“What is the essence of pig?” Virginia farmer Joel Salatin asked an audience of about 200 University students and Charlottesville residents last Thursday.
Dubbed “high priest of the pasture” by The New York Times, Salatin said life for his pigs is a “Hog Heaven.” His 550-acre farm, Polyface, Inc., is like an animal sanctuary, he said…
Sounds pretty nice, right?
Until you read the second paragraph of “Holy cow!” from The Cavalier Daily (VA) in full:
Dubbed “high priest of the pasture” by The New York Times, Salatin said life for his pigs is a “Hog Heaven.” His 550-acre farm, Polyface, Inc., is like an animal sanctuary, he said, created to produce high-quality pork, beef and poultry that his consumers can trust.
Wash my mouth out with vegan soap, but: what the fuck?
It gets worse:
As he describes in his latest book, “Holy Cows and Hog Heaven,” Salatin believes that the journey “from farm to fork” is a sacred one. Beginning the lecture with a quote from the Book of Genesis, he said the road to success in the agricultural world is rooted in Christianity.
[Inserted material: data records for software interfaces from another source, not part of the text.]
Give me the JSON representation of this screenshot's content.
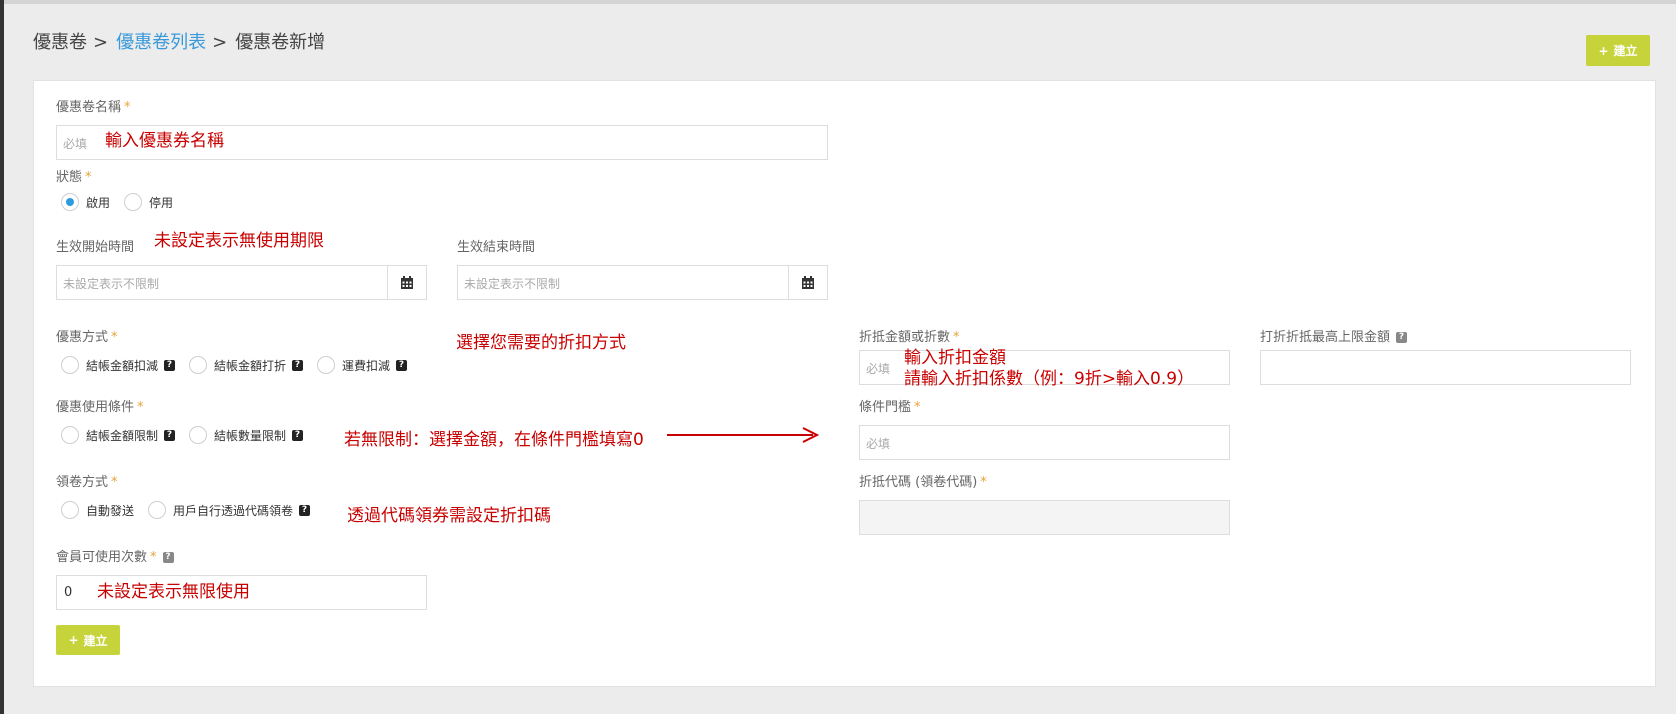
{
  "breadcrumb": {
    "root": "優惠卷",
    "list": "優惠卷列表",
    "current": "優惠卷新增",
    "separator": ">"
  },
  "buttons": {
    "create_icon": "+",
    "create_label": "建立"
  },
  "fields": {
    "name": {
      "label": "優惠卷名稱",
      "placeholder": "必填",
      "annotation": "輸入優惠券名稱"
    },
    "status": {
      "label": "狀態",
      "options": [
        "啟用",
        "停用"
      ],
      "selected": "啟用"
    },
    "start_time": {
      "label": "生效開始時間",
      "placeholder": "未設定表示不限制",
      "annotation": "未設定表示無使用期限"
    },
    "end_time": {
      "label": "生效結束時間",
      "placeholder": "未設定表示不限制"
    },
    "discount_type": {
      "label": "優惠方式",
      "options": [
        "結帳金額扣減",
        "結帳金額打折",
        "運費扣減"
      ],
      "annotation": "選擇您需要的折扣方式"
    },
    "discount_amount": {
      "label": "折抵金額或折數",
      "placeholder": "必填",
      "annotation_line1": "輸入折扣金額",
      "annotation_line2": "請輸入折扣係數（例：9折>輸入0.9）"
    },
    "max_discount": {
      "label": "打折折抵最高上限金額"
    },
    "condition": {
      "label": "優惠使用條件",
      "options": [
        "結帳金額限制",
        "結帳數量限制"
      ],
      "annotation": "若無限制：選擇金額，在條件門檻填寫0"
    },
    "threshold": {
      "label": "條件門檻",
      "placeholder": "必填"
    },
    "claim_method": {
      "label": "領卷方式",
      "options": [
        "自動發送",
        "用戶自行透過代碼領卷"
      ],
      "annotation": "透過代碼領券需設定折扣碼"
    },
    "code": {
      "label": "折抵代碼 (領卷代碼)"
    },
    "usage_count": {
      "label": "會員可使用次數",
      "value": "0",
      "annotation": "未設定表示無限使用"
    }
  },
  "symbols": {
    "required": "*",
    "help": "?"
  },
  "colors": {
    "accent_green": "#c6d33a",
    "link_blue": "#3a9ad9",
    "annotation_red": "#c80000",
    "required_orange": "#e8a33a",
    "radio_blue": "#2d9be0"
  },
  "icons": {
    "calendar": "calendar-icon",
    "help": "help-icon",
    "arrow": "arrow-right-icon"
  }
}
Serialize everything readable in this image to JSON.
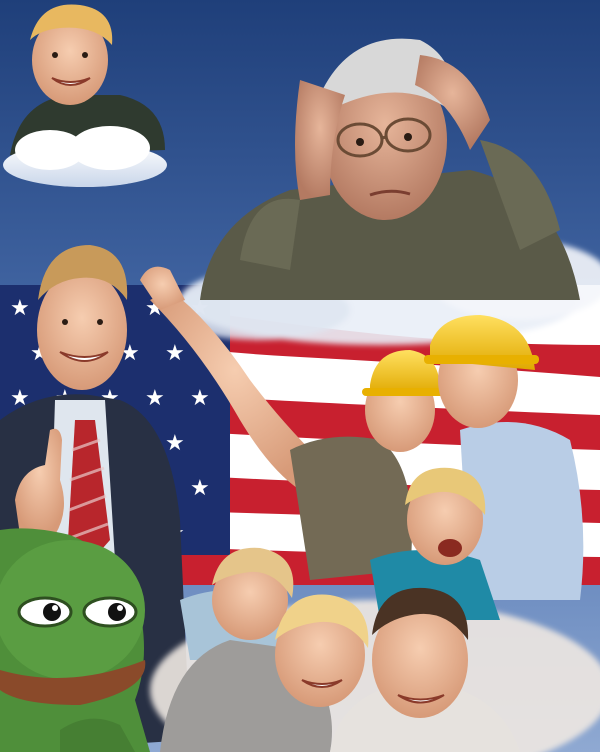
{
  "image": {
    "kind": "photo-collage",
    "subjects": [
      "smiling-man-on-cloud",
      "worried-old-man-holding-head",
      "american-flag",
      "businessman-thumbs-up",
      "construction-workers-hard-hats",
      "smiling-family",
      "pepe-frog-cartoon"
    ],
    "colors": {
      "sky_top": "#1f3f7a",
      "sky_bottom": "#6d8fc4",
      "flag_red": "#c8202f",
      "flag_blue": "#1c2f6e",
      "hard_hat": "#f2c21a",
      "frog_green": "#4f8f3a"
    }
  }
}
The reflection of Christian values onto the land and the happiness of the animals is one of the main focuses of Polyface, Inc., Salatin said.
A self-described “Christian-libertarian-environmentalist-lunatic-beyond-organic farmer,” Salatin promotes six principles he believes every farmer should follow: order, forgiveness, peace, relationships, honesty, humility and healing. These principles develop a peaceful, beautiful environment and a food system consumers can appreciate.
So, apparently the ideas of “peace” and “healing” involve slaughtering animals based on something in scripture and then selling it as happy meat.
“I’m in the healing industry,” Salatin said. In his opinion, healing is one of the most important and enjoyable aspects of farming, meant to nurture the land and livestock with the utmost care and respect. His ultimate goal is not to increase productivity and efficiency, but to “make an animal sanctuary.”
Dude, if you want to build an animal sanctuary, build a place where animals, you know, have sanctuary.
If he was just promoting happy meat, that probably wouldn’t even be worth mentioning here. But Salatin’s assertion that what he provides for animals is “sanctuary” is offensive to the truly compassionate people that run actual animal sanctuaries, the people that do what they do for the animals and not for the financial benefit that comes from their death.
I think I’ll close with this quote from Salatin, a question he should ask himself a little more carefully:
“There is a respectful, righteous way and an evil way to produce — which one are we feeding?” Salatin asked.